I know that a lot of individuals find the word ‘vegan’ rather extreme, so I always like to use the word ‘plant-based’. The issue a lot of people seem to have with a diet like this, is the amount or ‘lack of’ protein they perceive to be associated with this lifestyle choice. The obvious protein sources are usually animal based proteins like meat and dairy products. However, for individuals who have chosen a plant based lifestyle, there types of proteins are off the cards. So for a healthier alternative- I have listed some of my favourite sources of plant-based foods that can be combined to give equal amounts of protein….

Proteins are vital for both the structure and metabolic operations of the human body.

Functions of proteins:

  • Enzymatic
  • Transportation of cells
  • Hormonal function and regulation of metabolism
  • Immune function
  • Buffering function

So what are some delicious plant based proteins?

Quinoa- 1 cup contains more than 8 grams of protein and includes all nine of the essential amino acids that our body needs for growth and repair. Quinoa is great of either lunch or dinner, and is flavoursome mixed with different herbs or spices and vegetables.

Beans- Black, white, soy, kidney beans etc. all contain high amounts of protein. 2 cups of kidney beans will provide us with around 26 grams of protein. I regularly have kidney beans with my dinner- mixing them with lentils and plenty of veg.

Nuts and nut butter (such as peanut butter)- Nuts, I would go as far as saying, are an essential part of a plant-based diet. They are excellent sources of protein, and contain healthy fats. Make sure you choose raw nuts (not salted) and choose nut butters that have no added sugar or hydrogenated oils. I LOVE peanut paired with apple, or just snacking on a handful of raw almonds.

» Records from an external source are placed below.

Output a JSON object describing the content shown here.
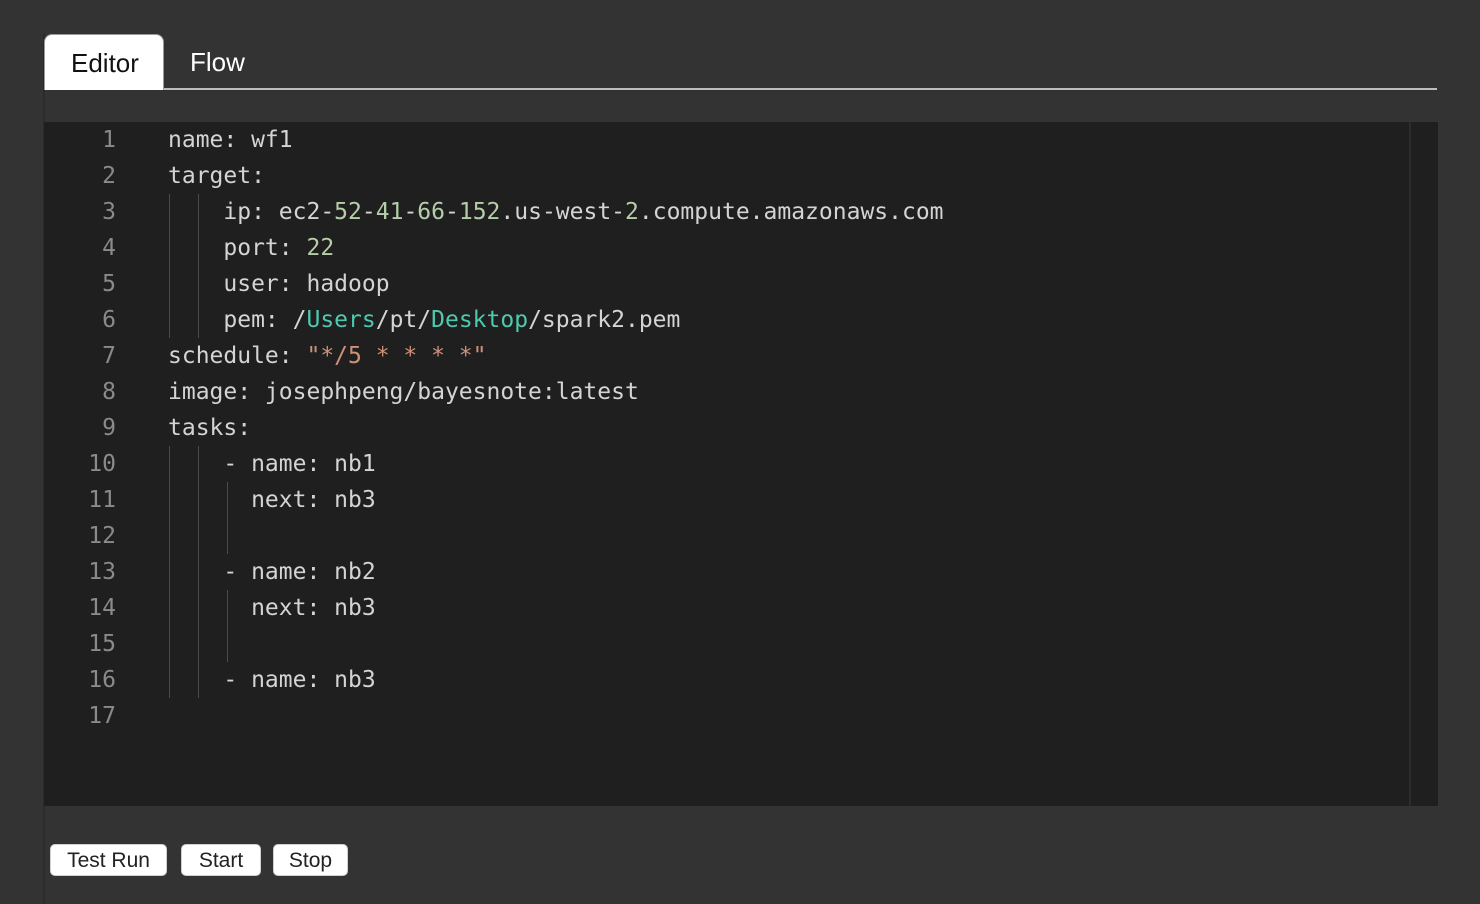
{
  "tabs": [
    {
      "label": "Editor",
      "active": true
    },
    {
      "label": "Flow",
      "active": false
    }
  ],
  "editor": {
    "language": "yaml",
    "line_numbers": [
      "1",
      "2",
      "3",
      "4",
      "5",
      "6",
      "7",
      "8",
      "9",
      "10",
      "11",
      "12",
      "13",
      "14",
      "15",
      "16",
      "17"
    ],
    "lines": [
      [
        {
          "t": "name: wf1",
          "c": "plain"
        }
      ],
      [
        {
          "t": "target:",
          "c": "plain"
        }
      ],
      [
        {
          "t": "    ip: ec2-",
          "c": "plain"
        },
        {
          "t": "52",
          "c": "num"
        },
        {
          "t": "-",
          "c": "plain"
        },
        {
          "t": "41",
          "c": "num"
        },
        {
          "t": "-",
          "c": "plain"
        },
        {
          "t": "66",
          "c": "num"
        },
        {
          "t": "-",
          "c": "plain"
        },
        {
          "t": "152",
          "c": "num"
        },
        {
          "t": ".us-west-",
          "c": "plain"
        },
        {
          "t": "2",
          "c": "num"
        },
        {
          "t": ".compute.amazonaws.com",
          "c": "plain"
        }
      ],
      [
        {
          "t": "    port: ",
          "c": "plain"
        },
        {
          "t": "22",
          "c": "num"
        }
      ],
      [
        {
          "t": "    user: hadoop",
          "c": "plain"
        }
      ],
      [
        {
          "t": "    pem: /",
          "c": "plain"
        },
        {
          "t": "Users",
          "c": "path"
        },
        {
          "t": "/pt/",
          "c": "plain"
        },
        {
          "t": "Desktop",
          "c": "path"
        },
        {
          "t": "/spark2.pem",
          "c": "plain"
        }
      ],
      [
        {
          "t": "schedule: ",
          "c": "plain"
        },
        {
          "t": "\"*/5 * * * *\"",
          "c": "str"
        }
      ],
      [
        {
          "t": "image: josephpeng/bayesnote:latest",
          "c": "plain"
        }
      ],
      [
        {
          "t": "tasks:",
          "c": "plain"
        }
      ],
      [
        {
          "t": "    - name: nb1",
          "c": "plain"
        }
      ],
      [
        {
          "t": "      next: nb3",
          "c": "plain"
        }
      ],
      [
        {
          "t": "",
          "c": "plain"
        }
      ],
      [
        {
          "t": "    - name: nb2",
          "c": "plain"
        }
      ],
      [
        {
          "t": "      next: nb3",
          "c": "plain"
        }
      ],
      [
        {
          "t": "",
          "c": "plain"
        }
      ],
      [
        {
          "t": "    - name: nb3",
          "c": "plain"
        }
      ],
      [
        {
          "t": "",
          "c": "plain"
        }
      ]
    ]
  },
  "buttons": {
    "test_run": "Test Run",
    "start": "Start",
    "stop": "Stop"
  }
}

Soya milk- can contain up to 8 grams of protein per cup and is ideal to use with cereals, add to smoothies or simply drink on its own.

Green peas- legumes are great sources of plant based proteins. Green peas provide 8 grams of protein per 1 cup.

A lot of people think if you cut out meat- then what do you eat? But how wrong they are! There are so many other delicious foods that include proteins that provide far more nutritional value than a piece of steak. One of my favourite dinners to whip up in the evening is a mixture of wholegrains, lentils, kidney beans and a load of mixed veg! You’ve got various proteins, fibre, vitamins and minerals and a very low acidity level! By mixing up different plant proteins, you are providing yourself with an excellent variety of amino acids that also contain many other health benefits such as fibre, and various antioxidants.

plant based foods

This type of diet, naturally tends to be packed with plenty of fruit and veg… which is great! Fruits and vegetables contain countless antioxidants which are so important for our health. They aid in flushing out bad toxins from the body and attacking ‘free radicals‘ that can contribute to risk of diseases, including certain cancers. Antioxidants are also essential for ‘younger looking’ skin. Free radicals can attack cells and decrease the elasticity of your skin, causing your skin to age more quickly. Antioxidants will prevent this from happening.

Lastly, it is a lot easier (and healthier) to enjoy sweet treats, when you are following a plant based diet. I say easier, because they typically won’t contain as much saturated fat. For healthy sweet treat recipes- check out my recipes page. All recipes that I develop will have nutritional benefit, and taste delicious 🙂

To keep up with more of my recipe and nutrition posts, subscribe to my blog through the homepage or follow my instagram.